virtual grind thoughts from the virtual world

2Mar/110

vCloud Director 1.0.1 Upgrade Fails with “cpio: chown failed – Operation not permitted”

VMware requires that the vCloud Director installation .bin file is executed as root. This file is run to perform a new installation or upgrade to an existing vCloud Director cell. I have recently run into an issue with NFS's "root squashing" feature, which prevents the upgrade from completing.

As the NFS Sourceforge page states:

Default NFS server behavior is to prevent root on client machines from having privileged access to exported files. Servers do this by mapping the "root" user to some unprivileged user (usually the user "nobody") on the server side. This is known as root squashing. Most servers, including the Linux NFS server, provide an export option to disable this behaviour and allow root on selected clients to enjoy full root privileges on exported file systems.

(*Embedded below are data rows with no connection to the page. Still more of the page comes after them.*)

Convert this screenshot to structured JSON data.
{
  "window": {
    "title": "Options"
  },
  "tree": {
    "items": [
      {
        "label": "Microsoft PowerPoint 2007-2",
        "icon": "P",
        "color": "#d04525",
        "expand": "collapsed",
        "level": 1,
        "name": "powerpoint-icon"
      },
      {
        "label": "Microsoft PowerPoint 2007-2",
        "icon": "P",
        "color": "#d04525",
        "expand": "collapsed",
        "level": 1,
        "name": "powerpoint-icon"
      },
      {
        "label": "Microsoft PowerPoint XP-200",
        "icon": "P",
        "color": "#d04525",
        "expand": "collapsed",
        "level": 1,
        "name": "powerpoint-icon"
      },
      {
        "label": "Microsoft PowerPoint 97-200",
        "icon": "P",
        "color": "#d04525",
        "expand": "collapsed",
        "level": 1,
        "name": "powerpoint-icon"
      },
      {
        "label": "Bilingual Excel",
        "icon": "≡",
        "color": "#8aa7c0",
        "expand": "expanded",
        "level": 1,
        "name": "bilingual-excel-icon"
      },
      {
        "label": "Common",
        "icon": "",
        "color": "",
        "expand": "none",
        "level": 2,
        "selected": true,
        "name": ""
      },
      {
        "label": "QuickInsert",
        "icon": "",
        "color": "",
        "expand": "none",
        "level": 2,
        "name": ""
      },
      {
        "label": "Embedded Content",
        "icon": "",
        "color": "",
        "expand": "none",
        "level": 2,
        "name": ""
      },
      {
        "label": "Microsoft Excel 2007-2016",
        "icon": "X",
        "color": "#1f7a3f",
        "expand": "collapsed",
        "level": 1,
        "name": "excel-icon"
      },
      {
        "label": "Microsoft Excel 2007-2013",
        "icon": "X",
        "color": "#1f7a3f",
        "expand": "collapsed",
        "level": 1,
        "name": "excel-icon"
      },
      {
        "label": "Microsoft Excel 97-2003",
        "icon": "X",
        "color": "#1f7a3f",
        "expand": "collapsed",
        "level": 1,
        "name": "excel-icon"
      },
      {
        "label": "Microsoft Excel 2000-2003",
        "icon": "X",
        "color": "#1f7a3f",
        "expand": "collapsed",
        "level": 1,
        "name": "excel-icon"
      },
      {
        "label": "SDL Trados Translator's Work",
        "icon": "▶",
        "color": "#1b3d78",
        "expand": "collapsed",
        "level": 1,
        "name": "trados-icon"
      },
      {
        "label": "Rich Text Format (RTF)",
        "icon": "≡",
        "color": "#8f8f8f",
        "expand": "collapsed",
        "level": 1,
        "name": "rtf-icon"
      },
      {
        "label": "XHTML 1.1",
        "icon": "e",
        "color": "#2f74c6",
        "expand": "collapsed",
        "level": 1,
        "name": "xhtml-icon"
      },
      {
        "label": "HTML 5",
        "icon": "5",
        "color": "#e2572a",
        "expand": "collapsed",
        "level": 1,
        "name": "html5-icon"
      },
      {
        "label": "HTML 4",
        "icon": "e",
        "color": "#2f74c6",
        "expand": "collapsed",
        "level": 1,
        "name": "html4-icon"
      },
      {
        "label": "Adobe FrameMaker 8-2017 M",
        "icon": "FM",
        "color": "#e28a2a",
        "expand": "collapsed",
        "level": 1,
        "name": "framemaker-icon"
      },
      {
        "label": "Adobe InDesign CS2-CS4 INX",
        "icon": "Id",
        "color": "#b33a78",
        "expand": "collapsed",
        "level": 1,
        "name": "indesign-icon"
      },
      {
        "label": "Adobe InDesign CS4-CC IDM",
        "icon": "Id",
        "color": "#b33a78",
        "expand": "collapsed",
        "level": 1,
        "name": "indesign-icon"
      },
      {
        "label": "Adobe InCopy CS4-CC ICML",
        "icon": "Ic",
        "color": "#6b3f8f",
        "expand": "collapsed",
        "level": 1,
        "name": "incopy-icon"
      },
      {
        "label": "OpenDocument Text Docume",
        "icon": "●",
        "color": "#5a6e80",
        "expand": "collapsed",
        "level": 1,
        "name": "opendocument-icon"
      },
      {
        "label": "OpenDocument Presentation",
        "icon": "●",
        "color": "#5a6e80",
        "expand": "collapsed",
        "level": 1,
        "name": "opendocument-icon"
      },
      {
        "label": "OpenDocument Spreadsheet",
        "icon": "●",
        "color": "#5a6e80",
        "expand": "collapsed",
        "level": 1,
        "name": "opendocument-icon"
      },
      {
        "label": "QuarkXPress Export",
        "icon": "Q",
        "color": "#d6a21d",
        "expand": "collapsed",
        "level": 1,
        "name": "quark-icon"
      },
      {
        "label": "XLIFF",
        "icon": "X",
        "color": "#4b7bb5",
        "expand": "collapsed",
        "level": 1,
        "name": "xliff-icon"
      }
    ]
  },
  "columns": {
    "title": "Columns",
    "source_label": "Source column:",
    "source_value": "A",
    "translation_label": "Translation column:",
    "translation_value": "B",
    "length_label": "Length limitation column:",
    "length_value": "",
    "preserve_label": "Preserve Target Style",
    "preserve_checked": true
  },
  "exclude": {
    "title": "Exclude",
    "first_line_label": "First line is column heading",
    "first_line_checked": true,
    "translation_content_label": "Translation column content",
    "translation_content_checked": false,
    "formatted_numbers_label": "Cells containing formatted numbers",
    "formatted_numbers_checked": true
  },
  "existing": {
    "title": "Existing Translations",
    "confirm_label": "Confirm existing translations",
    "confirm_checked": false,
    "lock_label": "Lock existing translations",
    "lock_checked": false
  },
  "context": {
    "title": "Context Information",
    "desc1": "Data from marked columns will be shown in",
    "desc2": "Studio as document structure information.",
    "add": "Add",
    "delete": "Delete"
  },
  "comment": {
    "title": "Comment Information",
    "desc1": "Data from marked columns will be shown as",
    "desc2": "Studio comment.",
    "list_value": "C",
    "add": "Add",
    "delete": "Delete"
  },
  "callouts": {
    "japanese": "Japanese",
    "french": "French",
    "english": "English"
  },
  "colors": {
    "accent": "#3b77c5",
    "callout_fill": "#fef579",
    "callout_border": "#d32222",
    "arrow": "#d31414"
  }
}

Unfortunately, an NFS client has no way to determine that a server is squashing root. Thus the Linux client uses NFS Version 3 ACCESS operations when an application is running on a client as root. If an application runs as a normal user, a client uses it's own authentication checking, and doesn't bother to contact the server.

If you are not using the "no_root_squash" option on your NFS exports on your NFS server, you will receive the error "cpio: chown failed - Operation not permitted". This option is needed since the /opt/vmware/cloud-director/data/transfer directory on the vCloud Director cell is actually mounted to your NFS server.

Once you enable the no_root_squash option on your NFS exports, such as:

/export/dir hostname(rw,no_root_squash)

...you will be able to write to the directory as root and the upgrade will complete.